Filter the records below and copy every line containing the word "деньги".

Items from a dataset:
= = = =

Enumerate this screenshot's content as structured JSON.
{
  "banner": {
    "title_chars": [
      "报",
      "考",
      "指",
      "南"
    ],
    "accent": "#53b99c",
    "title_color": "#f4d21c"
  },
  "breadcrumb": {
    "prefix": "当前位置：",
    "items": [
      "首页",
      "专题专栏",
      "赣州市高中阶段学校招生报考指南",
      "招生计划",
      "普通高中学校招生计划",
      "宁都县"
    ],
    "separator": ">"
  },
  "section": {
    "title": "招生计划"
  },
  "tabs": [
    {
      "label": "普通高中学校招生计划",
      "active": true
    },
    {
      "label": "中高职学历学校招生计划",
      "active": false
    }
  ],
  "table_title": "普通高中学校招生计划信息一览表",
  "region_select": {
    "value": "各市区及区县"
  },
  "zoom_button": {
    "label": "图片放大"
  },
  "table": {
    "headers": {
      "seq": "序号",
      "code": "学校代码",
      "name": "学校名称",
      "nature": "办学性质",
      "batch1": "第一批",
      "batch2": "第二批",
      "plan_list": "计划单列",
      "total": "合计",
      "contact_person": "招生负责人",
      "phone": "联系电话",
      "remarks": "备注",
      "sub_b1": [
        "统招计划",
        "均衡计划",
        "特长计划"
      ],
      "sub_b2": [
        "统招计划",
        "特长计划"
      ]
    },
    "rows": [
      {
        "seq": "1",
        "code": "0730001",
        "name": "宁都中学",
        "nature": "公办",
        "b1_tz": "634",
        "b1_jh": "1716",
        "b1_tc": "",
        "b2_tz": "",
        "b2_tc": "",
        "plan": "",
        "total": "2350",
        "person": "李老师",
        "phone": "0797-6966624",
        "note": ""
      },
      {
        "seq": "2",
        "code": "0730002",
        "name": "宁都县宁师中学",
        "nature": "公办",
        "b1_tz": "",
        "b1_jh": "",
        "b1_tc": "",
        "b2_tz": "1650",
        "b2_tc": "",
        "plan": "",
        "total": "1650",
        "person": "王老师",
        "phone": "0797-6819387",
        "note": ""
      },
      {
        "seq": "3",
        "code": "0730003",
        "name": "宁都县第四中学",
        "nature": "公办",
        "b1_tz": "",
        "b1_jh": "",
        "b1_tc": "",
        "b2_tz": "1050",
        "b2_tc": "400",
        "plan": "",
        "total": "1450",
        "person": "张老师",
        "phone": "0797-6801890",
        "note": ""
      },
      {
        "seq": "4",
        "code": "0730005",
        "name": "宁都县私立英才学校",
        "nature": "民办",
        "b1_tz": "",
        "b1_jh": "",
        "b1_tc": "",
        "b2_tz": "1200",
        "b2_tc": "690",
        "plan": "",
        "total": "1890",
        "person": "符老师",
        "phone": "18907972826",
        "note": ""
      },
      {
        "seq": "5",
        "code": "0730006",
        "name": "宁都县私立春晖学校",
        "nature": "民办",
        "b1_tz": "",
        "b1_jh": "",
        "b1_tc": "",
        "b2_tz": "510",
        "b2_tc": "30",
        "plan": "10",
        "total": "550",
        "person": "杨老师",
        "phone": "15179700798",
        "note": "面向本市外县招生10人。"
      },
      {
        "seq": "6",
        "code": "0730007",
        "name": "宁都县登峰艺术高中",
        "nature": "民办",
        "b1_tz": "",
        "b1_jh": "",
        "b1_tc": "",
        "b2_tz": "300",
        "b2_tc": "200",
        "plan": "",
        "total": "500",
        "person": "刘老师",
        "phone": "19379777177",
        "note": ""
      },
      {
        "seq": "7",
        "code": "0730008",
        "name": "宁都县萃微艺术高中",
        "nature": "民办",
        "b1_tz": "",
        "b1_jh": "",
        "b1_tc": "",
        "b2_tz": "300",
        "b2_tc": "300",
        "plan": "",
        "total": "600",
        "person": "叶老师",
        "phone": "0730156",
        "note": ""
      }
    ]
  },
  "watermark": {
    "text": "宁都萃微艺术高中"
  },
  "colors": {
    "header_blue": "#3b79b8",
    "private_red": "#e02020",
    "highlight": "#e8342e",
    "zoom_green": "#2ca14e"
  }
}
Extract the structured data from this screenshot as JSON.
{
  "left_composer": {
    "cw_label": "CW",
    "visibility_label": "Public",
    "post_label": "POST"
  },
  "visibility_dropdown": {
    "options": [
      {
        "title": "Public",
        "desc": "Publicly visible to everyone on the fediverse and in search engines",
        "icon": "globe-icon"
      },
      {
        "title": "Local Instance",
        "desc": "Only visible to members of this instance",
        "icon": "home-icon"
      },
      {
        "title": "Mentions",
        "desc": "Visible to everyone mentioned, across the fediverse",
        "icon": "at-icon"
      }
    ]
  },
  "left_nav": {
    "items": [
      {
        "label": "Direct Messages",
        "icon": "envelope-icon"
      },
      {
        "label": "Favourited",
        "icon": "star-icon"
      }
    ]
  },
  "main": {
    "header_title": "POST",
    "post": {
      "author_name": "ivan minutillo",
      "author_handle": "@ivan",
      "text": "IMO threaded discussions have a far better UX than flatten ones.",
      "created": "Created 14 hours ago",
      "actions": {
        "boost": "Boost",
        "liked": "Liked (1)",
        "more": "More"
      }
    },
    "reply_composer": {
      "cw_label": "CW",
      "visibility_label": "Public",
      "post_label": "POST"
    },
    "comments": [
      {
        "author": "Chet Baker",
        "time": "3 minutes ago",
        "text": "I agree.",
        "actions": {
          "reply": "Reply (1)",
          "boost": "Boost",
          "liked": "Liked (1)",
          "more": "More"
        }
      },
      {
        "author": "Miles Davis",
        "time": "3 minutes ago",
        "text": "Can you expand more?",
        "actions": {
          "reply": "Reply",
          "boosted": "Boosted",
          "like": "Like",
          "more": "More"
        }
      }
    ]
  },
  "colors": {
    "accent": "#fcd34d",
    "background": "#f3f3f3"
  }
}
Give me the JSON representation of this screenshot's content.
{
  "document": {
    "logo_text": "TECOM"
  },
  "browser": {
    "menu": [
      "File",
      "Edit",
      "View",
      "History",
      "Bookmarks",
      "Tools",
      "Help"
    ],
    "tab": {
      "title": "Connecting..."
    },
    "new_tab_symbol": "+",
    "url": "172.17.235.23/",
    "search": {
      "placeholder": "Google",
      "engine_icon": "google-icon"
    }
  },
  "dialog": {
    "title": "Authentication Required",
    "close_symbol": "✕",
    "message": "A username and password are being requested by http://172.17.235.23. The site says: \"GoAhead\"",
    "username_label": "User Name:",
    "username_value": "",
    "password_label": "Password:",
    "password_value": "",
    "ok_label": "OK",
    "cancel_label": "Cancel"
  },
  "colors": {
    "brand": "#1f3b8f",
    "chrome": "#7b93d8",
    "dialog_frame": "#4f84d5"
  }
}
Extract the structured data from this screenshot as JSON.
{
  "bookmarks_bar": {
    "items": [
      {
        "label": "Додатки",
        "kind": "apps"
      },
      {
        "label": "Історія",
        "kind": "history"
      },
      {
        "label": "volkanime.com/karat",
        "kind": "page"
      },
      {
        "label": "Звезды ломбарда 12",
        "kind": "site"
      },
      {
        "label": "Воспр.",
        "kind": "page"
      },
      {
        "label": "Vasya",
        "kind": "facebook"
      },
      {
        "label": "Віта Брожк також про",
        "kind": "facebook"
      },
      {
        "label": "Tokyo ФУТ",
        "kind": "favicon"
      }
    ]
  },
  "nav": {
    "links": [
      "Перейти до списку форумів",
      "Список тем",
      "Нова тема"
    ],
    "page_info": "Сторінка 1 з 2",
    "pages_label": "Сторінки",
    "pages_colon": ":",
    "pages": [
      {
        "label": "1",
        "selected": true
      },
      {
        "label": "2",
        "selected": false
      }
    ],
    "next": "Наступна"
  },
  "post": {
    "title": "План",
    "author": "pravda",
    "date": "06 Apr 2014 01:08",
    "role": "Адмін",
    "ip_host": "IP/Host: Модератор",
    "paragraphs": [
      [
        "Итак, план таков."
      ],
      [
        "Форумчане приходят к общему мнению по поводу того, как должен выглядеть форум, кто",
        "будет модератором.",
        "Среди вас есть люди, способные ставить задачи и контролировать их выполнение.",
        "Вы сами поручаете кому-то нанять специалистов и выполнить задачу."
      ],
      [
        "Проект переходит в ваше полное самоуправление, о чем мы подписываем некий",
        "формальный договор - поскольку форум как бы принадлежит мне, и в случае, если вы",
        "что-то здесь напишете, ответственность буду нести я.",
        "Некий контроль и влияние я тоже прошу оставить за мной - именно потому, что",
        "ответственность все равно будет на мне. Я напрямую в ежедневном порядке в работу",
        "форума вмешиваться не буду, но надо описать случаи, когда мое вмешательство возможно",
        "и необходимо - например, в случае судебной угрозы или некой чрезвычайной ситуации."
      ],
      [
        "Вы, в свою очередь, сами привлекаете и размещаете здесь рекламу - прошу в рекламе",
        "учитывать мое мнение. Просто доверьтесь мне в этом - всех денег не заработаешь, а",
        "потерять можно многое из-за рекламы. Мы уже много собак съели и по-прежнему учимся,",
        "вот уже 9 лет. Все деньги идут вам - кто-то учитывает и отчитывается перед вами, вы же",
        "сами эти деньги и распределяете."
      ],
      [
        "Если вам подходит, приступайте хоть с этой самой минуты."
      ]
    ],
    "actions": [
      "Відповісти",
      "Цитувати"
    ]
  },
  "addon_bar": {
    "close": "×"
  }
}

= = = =

### WRITTEN RESPONSE
        "вот уже 9 лет. Все деньги идут вам - кто-то учитывает и отчитывается перед вами, вы же",
        "сами эти деньги и распределяете."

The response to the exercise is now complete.